You can guess what happens. I usually end up with something like this:
I changed one little thing, moved around one little piece. I can pretend the whole thing's going to stand on its own, but inevitably the next round of CPs notice it for what it is: a wibbly-wobbly (but not timey-wimey, that's Jamie's book) proto-mess that won't last for long or maybe just doesn't make any sense as-is.
We all know it. They know it, and sometimes they try to pretend it's okay, but most of the time, they keep telling me my house is about ready to fall. Yeah, it hurts to hear it, because just look at that card house up there! It's MOSTLY fine. Who's going to notice?
Well, they tell me, everyone will. When it falls. Or worst, only I will when it doesn't sell.

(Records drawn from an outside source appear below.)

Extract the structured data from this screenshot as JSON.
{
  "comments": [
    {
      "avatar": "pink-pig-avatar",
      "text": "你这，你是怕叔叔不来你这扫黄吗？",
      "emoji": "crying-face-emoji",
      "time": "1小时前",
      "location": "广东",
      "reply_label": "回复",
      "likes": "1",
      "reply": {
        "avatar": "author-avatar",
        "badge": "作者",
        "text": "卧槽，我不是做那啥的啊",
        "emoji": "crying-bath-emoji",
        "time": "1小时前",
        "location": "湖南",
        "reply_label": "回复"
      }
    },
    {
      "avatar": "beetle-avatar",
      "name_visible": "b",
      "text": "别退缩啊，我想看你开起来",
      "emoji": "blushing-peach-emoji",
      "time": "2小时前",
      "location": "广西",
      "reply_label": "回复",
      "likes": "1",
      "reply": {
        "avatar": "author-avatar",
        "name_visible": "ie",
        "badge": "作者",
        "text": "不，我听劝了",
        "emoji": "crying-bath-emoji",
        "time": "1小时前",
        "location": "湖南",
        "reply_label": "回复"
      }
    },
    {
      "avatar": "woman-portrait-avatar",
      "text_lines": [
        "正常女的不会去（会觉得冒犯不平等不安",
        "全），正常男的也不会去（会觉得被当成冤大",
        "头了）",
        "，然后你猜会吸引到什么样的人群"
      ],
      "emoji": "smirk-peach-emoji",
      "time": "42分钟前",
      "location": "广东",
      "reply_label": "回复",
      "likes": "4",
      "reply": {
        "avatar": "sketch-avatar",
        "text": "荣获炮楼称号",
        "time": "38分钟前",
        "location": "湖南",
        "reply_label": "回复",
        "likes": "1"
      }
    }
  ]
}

So, that's where I am now.
It's hard, but I'm resolving to (try to) follow my CPs advice with the wrecking ball instead of just by moving cards around. I asked these people to read because I trust and respect every one of their opinions. FULLY.
Even when it's scary. Especially when it's scary.
And so, as my fingers hover over the "delete" button or the keyboard to write even more new stuff, I remember that those ladies saw a strong foundation, and some beautiful elements, and knew that even with a wrecking ball, the whole thing would turn out okay.
No. It would turn out way, way better.
(That's what Elias's house looks like, by the way. Movie room's down the hall on the left.)